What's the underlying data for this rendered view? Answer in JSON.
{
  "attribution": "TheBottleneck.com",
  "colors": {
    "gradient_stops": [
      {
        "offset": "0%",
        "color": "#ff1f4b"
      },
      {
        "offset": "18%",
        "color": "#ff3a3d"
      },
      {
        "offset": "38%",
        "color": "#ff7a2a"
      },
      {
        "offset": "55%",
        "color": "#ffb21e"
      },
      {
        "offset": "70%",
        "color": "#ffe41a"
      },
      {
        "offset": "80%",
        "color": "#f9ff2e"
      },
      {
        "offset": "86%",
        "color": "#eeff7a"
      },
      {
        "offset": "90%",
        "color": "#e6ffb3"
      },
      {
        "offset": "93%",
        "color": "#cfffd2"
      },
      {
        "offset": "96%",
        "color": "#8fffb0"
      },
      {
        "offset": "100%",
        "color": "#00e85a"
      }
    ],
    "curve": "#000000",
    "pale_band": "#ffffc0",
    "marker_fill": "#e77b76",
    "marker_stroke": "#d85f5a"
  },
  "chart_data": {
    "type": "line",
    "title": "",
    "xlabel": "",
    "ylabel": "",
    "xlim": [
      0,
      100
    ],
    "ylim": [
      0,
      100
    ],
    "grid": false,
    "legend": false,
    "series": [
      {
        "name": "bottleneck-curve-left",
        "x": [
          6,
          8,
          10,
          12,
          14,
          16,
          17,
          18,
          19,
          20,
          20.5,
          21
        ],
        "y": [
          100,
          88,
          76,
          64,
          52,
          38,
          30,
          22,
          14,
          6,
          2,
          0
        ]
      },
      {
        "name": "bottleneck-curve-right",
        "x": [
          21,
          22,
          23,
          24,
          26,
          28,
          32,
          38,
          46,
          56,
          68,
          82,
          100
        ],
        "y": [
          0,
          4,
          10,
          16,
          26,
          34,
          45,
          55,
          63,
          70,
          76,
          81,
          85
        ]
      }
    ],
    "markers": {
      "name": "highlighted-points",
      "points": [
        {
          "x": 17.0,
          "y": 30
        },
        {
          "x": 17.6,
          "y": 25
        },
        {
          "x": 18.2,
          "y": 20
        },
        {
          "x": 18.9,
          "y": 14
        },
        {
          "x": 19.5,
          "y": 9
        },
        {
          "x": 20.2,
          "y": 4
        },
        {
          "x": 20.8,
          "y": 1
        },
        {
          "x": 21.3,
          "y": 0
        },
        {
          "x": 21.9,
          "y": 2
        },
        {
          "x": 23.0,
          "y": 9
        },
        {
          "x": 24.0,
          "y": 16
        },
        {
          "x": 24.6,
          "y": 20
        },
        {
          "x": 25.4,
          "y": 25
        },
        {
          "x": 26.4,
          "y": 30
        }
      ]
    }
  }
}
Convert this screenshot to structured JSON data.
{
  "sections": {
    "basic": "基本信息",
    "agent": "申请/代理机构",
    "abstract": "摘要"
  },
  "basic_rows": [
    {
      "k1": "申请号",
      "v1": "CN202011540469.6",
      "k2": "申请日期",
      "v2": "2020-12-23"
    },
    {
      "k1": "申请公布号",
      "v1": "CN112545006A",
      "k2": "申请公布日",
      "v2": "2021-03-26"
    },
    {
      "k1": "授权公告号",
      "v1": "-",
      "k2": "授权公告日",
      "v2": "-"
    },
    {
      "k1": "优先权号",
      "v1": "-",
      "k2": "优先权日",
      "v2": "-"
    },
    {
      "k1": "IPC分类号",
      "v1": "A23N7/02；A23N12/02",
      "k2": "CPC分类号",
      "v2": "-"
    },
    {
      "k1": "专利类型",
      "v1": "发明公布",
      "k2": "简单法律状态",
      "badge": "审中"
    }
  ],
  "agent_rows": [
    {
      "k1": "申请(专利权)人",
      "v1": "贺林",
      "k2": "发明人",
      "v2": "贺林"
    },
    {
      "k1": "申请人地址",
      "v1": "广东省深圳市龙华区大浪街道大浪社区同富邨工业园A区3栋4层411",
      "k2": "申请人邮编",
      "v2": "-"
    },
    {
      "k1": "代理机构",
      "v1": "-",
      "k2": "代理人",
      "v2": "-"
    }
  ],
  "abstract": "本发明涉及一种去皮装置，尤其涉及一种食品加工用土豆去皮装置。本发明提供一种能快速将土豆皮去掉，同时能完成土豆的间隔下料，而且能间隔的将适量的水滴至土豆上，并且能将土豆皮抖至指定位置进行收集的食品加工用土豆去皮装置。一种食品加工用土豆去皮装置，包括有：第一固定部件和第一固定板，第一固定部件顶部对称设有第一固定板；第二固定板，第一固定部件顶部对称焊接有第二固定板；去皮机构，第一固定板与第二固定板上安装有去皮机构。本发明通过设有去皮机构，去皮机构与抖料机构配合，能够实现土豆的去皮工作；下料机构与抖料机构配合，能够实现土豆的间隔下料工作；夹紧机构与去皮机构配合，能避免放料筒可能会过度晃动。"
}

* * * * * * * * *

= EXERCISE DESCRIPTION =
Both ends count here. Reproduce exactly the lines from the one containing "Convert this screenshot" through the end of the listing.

= ANSWER TO THIS EXERCISE =
Convert this screenshot to structured JSON data.
{
  "sections": {
    "basic": "基本信息",
    "agent": "申请/代理机构",
    "abstract": "摘要"
  },
  "basic_rows": [
    {
      "k1": "申请号",
      "v1": "CN202011540469.6",
      "k2": "申请日期",
      "v2": "2020-12-23"
    },
    {
      "k1": "申请公布号",
      "v1": "CN112545006A",
      "k2": "申请公布日",
      "v2": "2021-03-26"
    },
    {
      "k1": "授权公告号",
      "v1": "-",
      "k2": "授权公告日",
      "v2": "-"
    },
    {
      "k1": "优先权号",
      "v1": "-",
      "k2": "优先权日",
      "v2": "-"
    },
    {
      "k1": "IPC分类号",
      "v1": "A23N7/02；A23N12/02",
      "k2": "CPC分类号",
      "v2": "-"
    },
    {
      "k1": "专利类型",
      "v1": "发明公布",
      "k2": "简单法律状态",
      "badge": "审中"
    }
  ],
  "agent_rows": [
    {
      "k1": "申请(专利权)人",
      "v1": "贺林",
      "k2": "发明人",
      "v2": "贺林"
    },
    {
      "k1": "申请人地址",
      "v1": "广东省深圳市龙华区大浪街道大浪社区同富邨工业园A区3栋4层411",
      "k2": "申请人邮编",
      "v2": "-"
    },
    {
      "k1": "代理机构",
      "v1": "-",
      "k2": "代理人",
      "v2": "-"
    }
  ],
  "abstract": "本发明涉及一种去皮装置，尤其涉及一种食品加工用土豆去皮装置。本发明提供一种能快速将土豆皮去掉，同时能完成土豆的间隔下料，而且能间隔的将适量的水滴至土豆上，并且能将土豆皮抖至指定位置进行收集的食品加工用土豆去皮装置。一种食品加工用土豆去皮装置，包括有：第一固定部件和第一固定板，第一固定部件顶部对称设有第一固定板；第二固定板，第一固定部件顶部对称焊接有第二固定板；去皮机构，第一固定板与第二固定板上安装有去皮机构。本发明通过设有去皮机构，去皮机构与抖料机构配合，能够实现土豆的去皮工作；下料机构与抖料机构配合，能够实现土豆的间隔下料工作；夹紧机构与去皮机构配合，能避免放料筒可能会过度晃动。"
}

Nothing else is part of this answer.